Your letter will not discuss the specific mental health condition you are dealing with. Just make sure that the letter fully explains why you require an emotional support dog for your mental health.
You should also ensure that the letter includes the name and qualifications of the licensed mental health professional overseeing your treatment plan.
Additionally, consult your licensed therapist on the ESA letter regulations in your state of residence. Some states have specific rules for writing an ESA letter, so you and your therapist must follow the process correctly for your letter to be accepted.
For instance, an ESA letter Massachusetts institutions would acknowledge may not be acceptable in the state of California. Some of the common regulations to look out for include required consultation appointments, waiting periods, and letter formatting.
FAQs About Emotional Support Animals and Children
Does my child need an ESA?
If you feel like your child is dealing with emotions or mental health issues that they can’t manage on their own, it’s worth researching whether an emotional support animal could help them.

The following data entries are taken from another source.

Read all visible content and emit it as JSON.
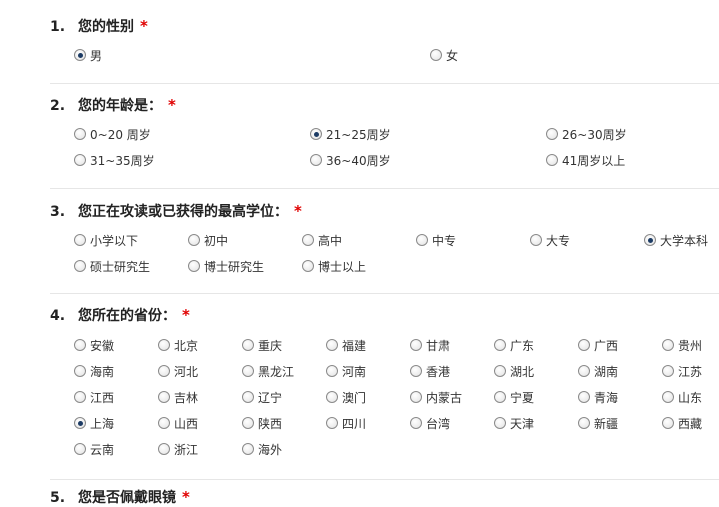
{
  "required_mark": "*",
  "questions": [
    {
      "num": "1.",
      "title": "您的性别",
      "options": [
        "男",
        "女"
      ],
      "selected": 0
    },
    {
      "num": "2.",
      "title": "您的年龄是：",
      "options": [
        "0~20 周岁",
        "21~25周岁",
        "26~30周岁",
        "31~35周岁",
        "36~40周岁",
        "41周岁以上"
      ],
      "selected": 1
    },
    {
      "num": "3.",
      "title": "您正在攻读或已获得的最高学位：",
      "options": [
        "小学以下",
        "初中",
        "高中",
        "中专",
        "大专",
        "大学本科",
        "硕士研究生",
        "博士研究生",
        "博士以上"
      ],
      "selected": 5
    },
    {
      "num": "4.",
      "title": "您所在的省份：",
      "options": [
        "安徽",
        "北京",
        "重庆",
        "福建",
        "甘肃",
        "广东",
        "广西",
        "贵州",
        "海南",
        "河北",
        "黑龙江",
        "河南",
        "香港",
        "湖北",
        "湖南",
        "江苏",
        "江西",
        "吉林",
        "辽宁",
        "澳门",
        "内蒙古",
        "宁夏",
        "青海",
        "山东",
        "上海",
        "山西",
        "陕西",
        "四川",
        "台湾",
        "天津",
        "新疆",
        "西藏",
        "云南",
        "浙江",
        "海外"
      ],
      "selected": 24
    },
    {
      "num": "5.",
      "title": "您是否佩戴眼镜",
      "options": [],
      "selected": -1
    }
  ]
}
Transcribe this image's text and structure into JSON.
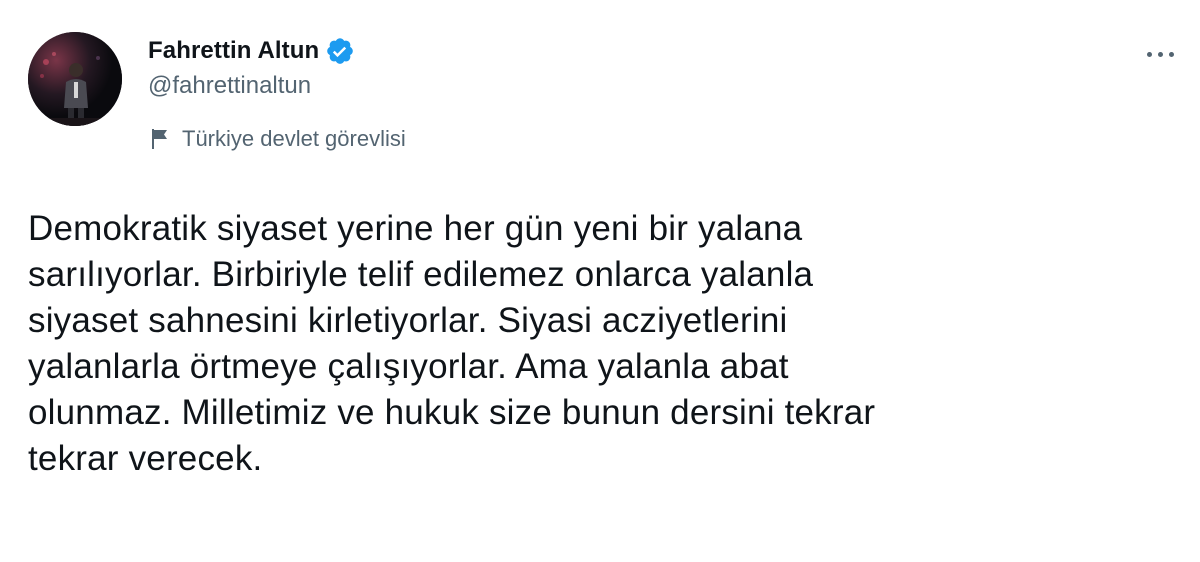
{
  "author": {
    "display_name": "Fahrettin Altun",
    "handle": "@fahrettinaltun",
    "verified_icon": "verified-badge-icon",
    "avatar": "avatar-photo",
    "label": "Türkiye devlet görevlisi",
    "label_icon": "flag-icon"
  },
  "actions": {
    "more_icon": "more-options-icon"
  },
  "tweet": {
    "text": "Demokratik siyaset yerine her gün yeni bir yalana\nsarılıyorlar. Birbiriyle telif edilemez onlarca yalanla\nsiyaset sahnesini kirletiyorlar. Siyasi acziyetlerini\nyalanlarla örtmeye çalışıyorlar. Ama yalanla abat\nolunmaz. Milletimiz ve hukuk size bunun dersini tekrar\ntekrar verecek."
  },
  "colors": {
    "text_primary": "#0f1419",
    "text_secondary": "#536471",
    "verified_blue": "#1d9bf0",
    "background": "#ffffff"
  }
}
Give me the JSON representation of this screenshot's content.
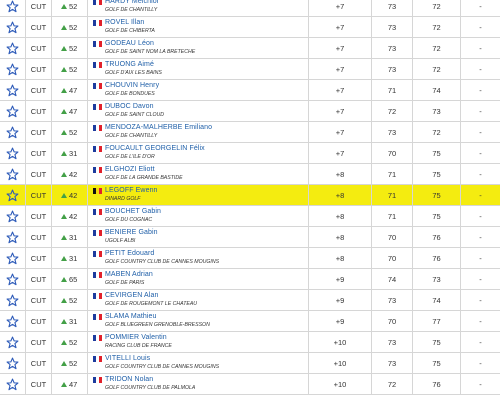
{
  "rows": [
    {
      "pos": "CUT",
      "move": "52",
      "flag": "FR",
      "player": "HARDY Melchior",
      "club": "GOLF DE CHANTILLY",
      "total": "+7",
      "r1": "73",
      "r2": "72",
      "r3": "-",
      "highlighted": false
    },
    {
      "pos": "CUT",
      "move": "52",
      "flag": "FR",
      "player": "ROVEL Illan",
      "club": "GOLF DE CHIBERTA",
      "total": "+7",
      "r1": "73",
      "r2": "72",
      "r3": "-",
      "highlighted": false
    },
    {
      "pos": "CUT",
      "move": "52",
      "flag": "FR",
      "player": "GODEAU Léon",
      "club": "GOLF DE SAINT NOM LA BRETECHE",
      "total": "+7",
      "r1": "73",
      "r2": "72",
      "r3": "-",
      "highlighted": false
    },
    {
      "pos": "CUT",
      "move": "52",
      "flag": "FR",
      "player": "TRUONG Aimé",
      "club": "GOLF D'AIX LES BAINS",
      "total": "+7",
      "r1": "73",
      "r2": "72",
      "r3": "-",
      "highlighted": false
    },
    {
      "pos": "CUT",
      "move": "47",
      "flag": "FR",
      "player": "CHOUVIN Henry",
      "club": "GOLF DE BONDUES",
      "total": "+7",
      "r1": "71",
      "r2": "74",
      "r3": "-",
      "highlighted": false
    },
    {
      "pos": "CUT",
      "move": "47",
      "flag": "FR",
      "player": "DUBOC Davon",
      "club": "GOLF DE SAINT CLOUD",
      "total": "+7",
      "r1": "72",
      "r2": "73",
      "r3": "-",
      "highlighted": false
    },
    {
      "pos": "CUT",
      "move": "52",
      "flag": "FR",
      "player": "MENDOZA-MALHERBE Emiliano",
      "club": "GOLF DE CHANTILLY",
      "total": "+7",
      "r1": "73",
      "r2": "72",
      "r3": "-",
      "highlighted": false
    },
    {
      "pos": "CUT",
      "move": "31",
      "flag": "FR",
      "player": "FOUCAULT GEORGELIN Félix",
      "club": "GOLF DE L'ILE D'OR",
      "total": "+7",
      "r1": "70",
      "r2": "75",
      "r3": "-",
      "highlighted": false
    },
    {
      "pos": "CUT",
      "move": "42",
      "flag": "FR",
      "player": "ELGHOZI Eliott",
      "club": "GOLF DE LA GRANDE BASTIDE",
      "total": "+8",
      "r1": "71",
      "r2": "75",
      "r3": "-",
      "highlighted": false
    },
    {
      "pos": "CUT",
      "move": "42",
      "flag": "BE",
      "player": "LEGOFF Ewenn",
      "club": "DINARD GOLF",
      "total": "+8",
      "r1": "71",
      "r2": "75",
      "r3": "-",
      "highlighted": true
    },
    {
      "pos": "CUT",
      "move": "42",
      "flag": "FR",
      "player": "BOUCHET Gabin",
      "club": "GOLF DU COGNAC",
      "total": "+8",
      "r1": "71",
      "r2": "75",
      "r3": "-",
      "highlighted": false
    },
    {
      "pos": "CUT",
      "move": "31",
      "flag": "FR",
      "player": "BENIERE Gabin",
      "club": "UGOLF ALBI",
      "total": "+8",
      "r1": "70",
      "r2": "76",
      "r3": "-",
      "highlighted": false
    },
    {
      "pos": "CUT",
      "move": "31",
      "flag": "FR",
      "player": "PETIT Edouard",
      "club": "GOLF COUNTRY CLUB DE CANNES MOUGINS",
      "total": "+8",
      "r1": "70",
      "r2": "76",
      "r3": "-",
      "highlighted": false
    },
    {
      "pos": "CUT",
      "move": "65",
      "flag": "FR",
      "player": "MABEN Adrian",
      "club": "GOLF DE PARIS",
      "total": "+9",
      "r1": "74",
      "r2": "73",
      "r3": "-",
      "highlighted": false
    },
    {
      "pos": "CUT",
      "move": "52",
      "flag": "FR",
      "player": "CEVIRGEN Alan",
      "club": "GOLF DE ROUGEMONT LE CHATEAU",
      "total": "+9",
      "r1": "73",
      "r2": "74",
      "r3": "-",
      "highlighted": false
    },
    {
      "pos": "CUT",
      "move": "31",
      "flag": "FR",
      "player": "SLAMA Mathieu",
      "club": "GOLF BLUEGREEN GRENOBLE-BRESSON",
      "total": "+9",
      "r1": "70",
      "r2": "77",
      "r3": "-",
      "highlighted": false
    },
    {
      "pos": "CUT",
      "move": "52",
      "flag": "FR",
      "player": "POMMIER Valentin",
      "club": "RACING CLUB DE FRANCE",
      "total": "+10",
      "r1": "73",
      "r2": "75",
      "r3": "-",
      "highlighted": false
    },
    {
      "pos": "CUT",
      "move": "52",
      "flag": "FR",
      "player": "VITELLI Louis",
      "club": "GOLF COUNTRY CLUB DE CANNES MOUGINS",
      "total": "+10",
      "r1": "73",
      "r2": "75",
      "r3": "-",
      "highlighted": false
    },
    {
      "pos": "CUT",
      "move": "47",
      "flag": "FR",
      "player": "TRIDON Nolan",
      "club": "GOLF COUNTRY CLUB DE PALMOLA",
      "total": "+10",
      "r1": "72",
      "r2": "76",
      "r3": "-",
      "highlighted": false
    }
  ],
  "icons": {
    "favorite": "star-outline-icon",
    "movement": "arrow-up-icon"
  },
  "colors": {
    "link": "#1f5fa8",
    "highlight": "#f4ec10",
    "arrow": "#43a047",
    "star": "#2b59b8",
    "border": "#d6d6d6"
  }
}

You will need the assistance of a healthcare provider for an emotional support animal letter so that your support animal is certified for housing protections.

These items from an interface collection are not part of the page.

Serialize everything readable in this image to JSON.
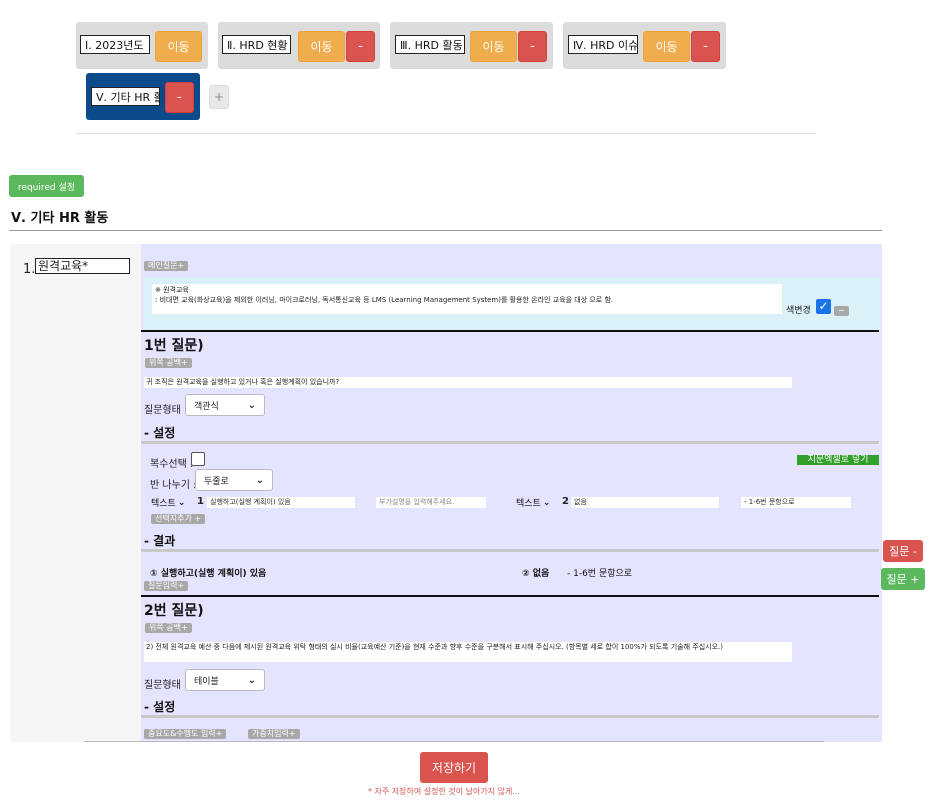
{
  "tabs": [
    {
      "label": "Ⅰ. 2023년도",
      "move_label": "이동",
      "delete_label": ""
    },
    {
      "label": "Ⅱ. HRD 현황",
      "move_label": "이동",
      "delete_label": "-"
    },
    {
      "label": "Ⅲ. HRD 활동",
      "move_label": "이동",
      "delete_label": "-"
    },
    {
      "label": "Ⅳ. HRD 이슈",
      "move_label": "이동",
      "delete_label": "-"
    },
    {
      "label": "Ⅴ. 기타 HR 활동",
      "move_label": "",
      "delete_label": "-"
    }
  ],
  "add_tab_label": "+",
  "required_button": "required 설정",
  "section_title": "Ⅴ. 기타 HR 활동",
  "question": {
    "number": "1.",
    "name": "원격교육*",
    "main_tag": "메인질문+",
    "intro_line1": "※ 원격교육",
    "intro_line2": ": 비대면 교육(화상교육)을 제외한 이러닝, 마이크로러닝, 독서통신교육 등 LMS (Learning Management System)를 활용한  온라인 교육을 대상 으로 함.",
    "bg_change_label": "색변경",
    "bg_check": "✓",
    "bg_minus": "−"
  },
  "sub1": {
    "heading": "1번 질문)",
    "blank_tag": "위쪽 공백+",
    "text": "귀 조직은 원격교육을 실행하고 있거나 혹은 실행계획이 있습니까?",
    "type_label": "질문형태 :",
    "type_value": "객관식",
    "settings_heading": "- 설정",
    "multi_label": "복수선택 :",
    "split_label": "반 나누기 :",
    "split_value": "두줄로",
    "excel_button": "지문엑셀로 넣기",
    "opt1_type": "텍스트",
    "opt1_num": "1 :",
    "opt1_value": "실행하고(실행 계획이) 있음",
    "opt1_extra_placeholder": "부가설명을 입력해주세요.",
    "opt2_type": "텍스트",
    "opt2_num": "2 :",
    "opt2_value": "없음",
    "opt2_extra": "- 1-6번 문항으로",
    "add_choice_tag": "선택지추가 +",
    "result_heading": "- 결과",
    "result1": "① 실행하고(실행 계획이) 있음",
    "result2": "② 없음",
    "result2_note": "- 1-6번 문항으로",
    "sub_question_tag": "질문입력+"
  },
  "sub2": {
    "heading": "2번 질문)",
    "blank_tag": "위쪽 공백+",
    "text": "2) 전체 원격교육 예산 중 다음에 제시된 원격교육 위탁 형태의 실시 비율(교육예산 기준)을 현재 수준과 향후 수준을 구분해서 표시해 주십시오. (항목별 세로 합이 100%가 되도록 기술해 주십시오.)",
    "type_label": "질문형태 :",
    "type_value": "테이블",
    "settings_heading": "- 설정",
    "tag_importance": "중요도&수행도 입력+",
    "tag_weight": "가중치입력+"
  },
  "question_minus": "질문 -",
  "question_plus": "질문 +",
  "save_button": "저장하기",
  "save_note": "* 자주 저장하여 설정한 것이 날아가지 않게..."
}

Do schools allow ESA?
It depends. You may be familiar with the Americans with Disabilities Act, which allows service animals access to nearly all public places, including schools and air carriers. However, since federal law does not accommodate non-service dogs, there is no set procedure from state to state.

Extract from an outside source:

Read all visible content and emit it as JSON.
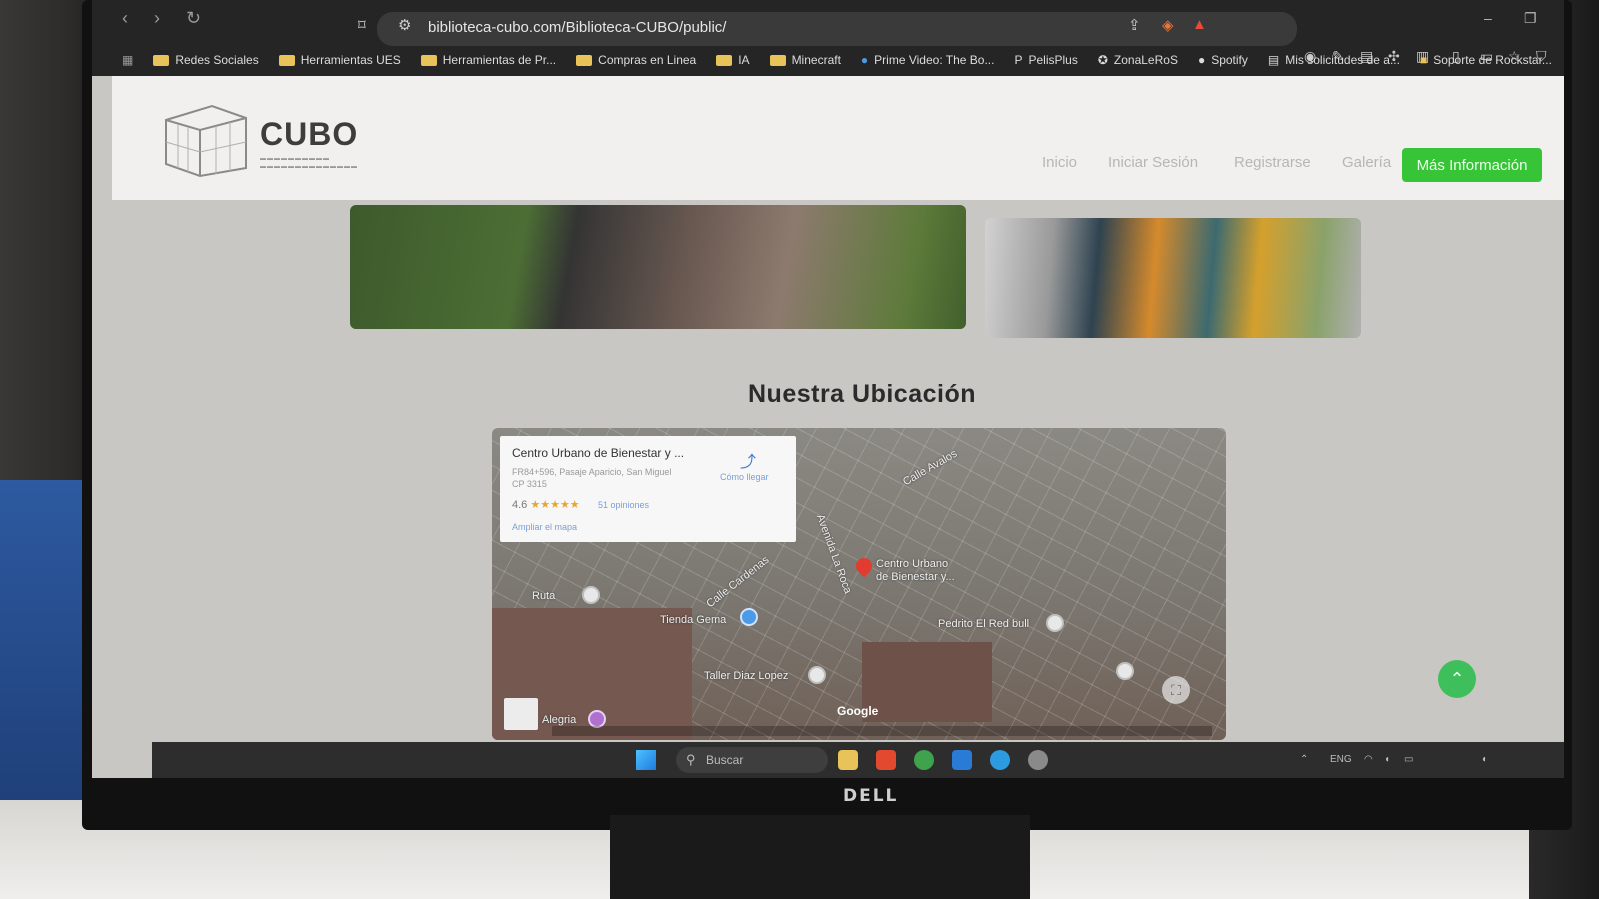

Check your state and local laws before assuming that your child’s school will accept emotional support animals. The school will likely be allowed to decide whether or not a student can bring an emotional support animal to class.
At what age should my child get an emotional support animal?
There is no specific age at which a child should get an emotional support animal. Regardless of their age, if your child is dealing with an overwhelming emotional issue that they need help coping with, they may be a good candidate for an ESA.
However, there are alternative treatments and therapies available if you think that your child is too young or can’t handle having an emotional support animal.
What animals are best for being emotional support animals for children?
It depends on what your child needs. Dogs and cats tend to be popular choices, but even an exotic animal can provide emotional support and be a companion animal. This is in contrast to service animals, which are almost always dogs.
Energetic, playful dog breeds can be good for kids who need to be distracted from their thoughts or have their spirits lifted. Calm, gentle breeds can be helpful for children who need an animal to physically hold or stroke while they process their emotions. Above all, the animal needs to provide emotional support and be of therapeutic benefit to your child.
Do we have to adopt another animal if we already have a pet?
Since the ADA doesn’t require emotional support dogs to be individually trained to perform tasks, any animal you already own can serve as an emotional support animal. If you have a family pet, they are eligible as long as you get an ESA letter from a licensed mental health professional.
Can a pediatrician prescribe an emotional support animal?
Technically, yes. But, just like an adult, the child must have a diagnosed mental health condition that they’re being treated for before they can request an emotional support animal letter.
A pediatrician is able to diagnose mental illnesses in children, but they are more likely to refer your child to a licensed mental health professional, such as a child psychiatrist, who would be more appropriate for the situation.
Do ESAs have the same federal protections as service dogs?
No. Service dogs are protected by federal legislation such as the Americans with Disabilties Act. This grants service animals access to nearly all public spaces so that they can perform tasks for their owners. Service animals must complete rigorous training to earn their status.
Unlike service dogs, the owners of emotional support animals can’t bring their animals into public spaces where pets are not allowed – unless they have the specific consent of the venue manager or proprietor.